The opinion of the court was delivered by: GREENE
HAROLD H. GREENE, United States District Judge
Schmid Laboratories, a manufacturer and distributor of an intra-uterine (IUD) birth control device which has given rise to a spate of lawsuits, brought this breach of contract action against two of its insurance companies, Hartford and Centaur. Plaintiff claims that the insurers breached their contractual duty to defend it against a series of tort actions brought by women who allegedly were injured using Schmid's IUD. Currently pending before the Court are a number of motions,
including a motion by both defendants to transfer this action to the Southern District of New York. For the reasons stated below, the Court grants the motion to transfer, and it necessarily leaves resolution of the remaining motions to the transferee court.
The plaintiff is a New Jersey corporation with its principal place of business in New Jersey, roughly 15 miles from New York City. From approximately 1970 to 1984, Schmid manufactured and sold the Saf-T-Coil, an IUD. Schmid has been sued by a number of women
who allege serious bodily injury as a result of using the Saf-T-Coil. These plaintiffs have alleged that at some time between 1970 and 1984, they had a Saf-T-Coil inserted and eventually suffered resulting bodily injury.
Schmid was insured by 15 different insurance companies during the 1970-1984 period, including both defendants. Hartford insured Schmid from April 1971 to April 1975, and Centaur insured Schmid from April 1983 to April 1984. Both insurance contracts contain a standard "duty to defend" clause which requires the insurance company to defend its insured against any lawsuit seeking damages for bodily injury within the insurance policy's coverage.
This lawsuit is confined to the issue of whether these insurance carriers breached their duty to defend Schmid when they refused the tender of defense from Schmid on the underlying tort claims. The resolution of this issue depends on a determination of when the duty to defend is triggered. Under the policy terms, the duty is triggered for bodily injuries incurred during the policy period. In claims alleging bodily injuries which have resulted from exposure to a harmful product over an extended period of time, such as IUDs or asbestos,
the question of when the bodily injury occurred within the meaning of the policy becomes very complex.
Defendants argue that this action should be transferred to the Southern District of New York under 28 U.S.C. § 1404(a). A District Court may transfer an action to any other district where it might have been brought originally if the transfer would serve the convenience of the parties and witnesses and is in the interest of justice.
In considering the merits of a transfer motion, the Court may consider factors subsumed by purpose of the statute as well as the factors enumerated in section 1404(a). SEC v. Page Airways, 464 F. Supp. 461, 463 (D.D.C. 1978).
Defendants argue that this case should be transferred for two reasons. First, they contend that neither the underlying tort actions nor the contract action in the case at bar provide any factual nexus with the District of Columbia, and that it would therefore be inconvenient to try the case in the District of Columbia as well as to be expensive for all litigants.
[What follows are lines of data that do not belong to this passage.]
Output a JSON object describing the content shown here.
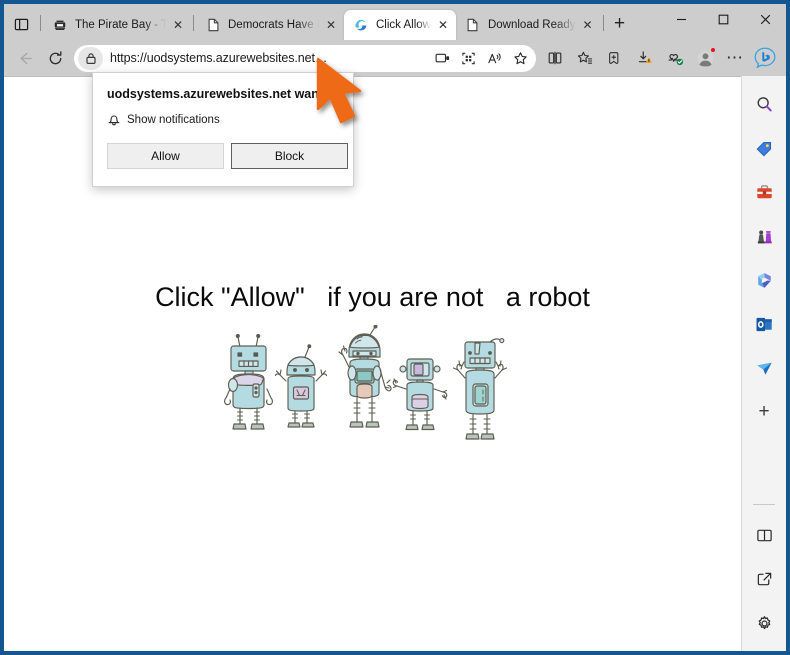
{
  "window": {
    "controls": {
      "minimize": "–",
      "maximize": "☐",
      "close": "✕"
    },
    "border_color": "#14568f",
    "chrome_color": "#cdcdcd"
  },
  "tabstrip": {
    "tab_search_icon": "tab-search-icon",
    "new_tab_label": "+",
    "tabs": [
      {
        "title": "The Pirate Bay - Th",
        "favicon": "pirate-ship-icon",
        "active": false,
        "close_label": "✕"
      },
      {
        "title": "Democrats Have In",
        "favicon": "document-icon",
        "active": false,
        "close_label": "✕"
      },
      {
        "title": "Click Allow",
        "favicon": "edge-logo-icon",
        "active": true,
        "close_label": "✕"
      },
      {
        "title": "Download Ready",
        "favicon": "document-icon",
        "active": false,
        "close_label": "✕"
      }
    ]
  },
  "toolbar": {
    "back_label": "←",
    "refresh_label": "↻",
    "url": "https://uodsystems.azurewebsites.net…",
    "lock_icon": "lock-icon",
    "omnibox_icons": [
      "cast-to-device-icon",
      "qr-code-icon",
      "read-aloud-icon",
      "favorite-star-icon"
    ],
    "action_icons": [
      "split-screen-icon",
      "favorites-icon",
      "collections-icon",
      "downloads-icon",
      "browser-essentials-icon"
    ],
    "profile_icon": "profile-avatar-icon",
    "more_label": "⋯",
    "copilot_icon": "bing-copilot-icon"
  },
  "popup": {
    "title": "uodsystems.azurewebsites.net wants to",
    "permission_icon": "bell-icon",
    "permission_label": "Show notifications",
    "allow_label": "Allow",
    "block_label": "Block"
  },
  "page": {
    "headline": "Click \"Allow\"   if you are not   a robot",
    "illustration": "five-cartoon-robots-illustration",
    "robot_count": 5,
    "robot_body_color": "#b5dbe2",
    "robot_outline_color": "#5d5d52"
  },
  "sidebar": {
    "top_icons": [
      {
        "name": "search-icon"
      },
      {
        "name": "shopping-tag-icon"
      },
      {
        "name": "tools-briefcase-icon"
      },
      {
        "name": "games-chess-icon"
      },
      {
        "name": "microsoft-365-icon"
      },
      {
        "name": "outlook-icon"
      },
      {
        "name": "send-plane-icon"
      }
    ],
    "add_label": "+",
    "bottom_icons": [
      {
        "name": "split-pane-icon"
      },
      {
        "name": "open-external-icon"
      },
      {
        "name": "settings-gear-icon"
      }
    ]
  },
  "cursor": {
    "name": "orange-arrow-cursor",
    "color": "#ef6a17"
  }
}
Second, defendants argue that plaintiff engaged in blatant forum shopping by filing suit in the District of Columbia and that the interest of justice would be ill-served by allowing it to benefit from such activity.
As noted, defendants' first point is that the District of Columbia is an inappropriate forum because none of the underlying tort actions were brought here; no part of the insurance contracts at issue were negotiated, entered into, or performed here; none of Schmid's insurance companies are incorporated or maintain head offices here;
and none of the witnesses or records are located here. Plaintiff responds that since this case is national in scope, there is no one "appropriate" forum, and that New York is no more convenient a forum than the District of Columbia. Consequently, Schmid argues, plaintiff's choice of forum is entitled to substantial weight and should not be disturbed by the Court.
The Court finds that, on the bases enumerated above, the defendants have made a showing that the case has a closer factual relationship with New York than it does with the District of Columbia. If that factor were the only consideration in a section 1404(a) analysis, however, that showing would not alone justify transferring the case to New York because the nationwide scope of the case reduces somewhat the importance of those factual considerations.
However, the Court's inquiry does not end there.
Defendants' second and much more persuasive argument is that transfer is warranted in the interest of justice because Schmid engaged in forum shopping in choosing to file this lawsuit in the District of Columbia. Defendants contend that Schmid filed the lawsuit in the District of Columbia only in order to benefit from this Circuit's ruling in Keene Corporation v. Insurance Company of North America, 215 U.S. App. D.C. 156, 667 F.2d 1034 (D.C. Cir. 1981). That case, involving a very similar contractual dispute between an insured and its insurer over the duty to defend in underlying tort claims arising from asbestos exposure, held that the duty to defend in cases involving extended exposure injuries is extremely broad.
But the courts in ...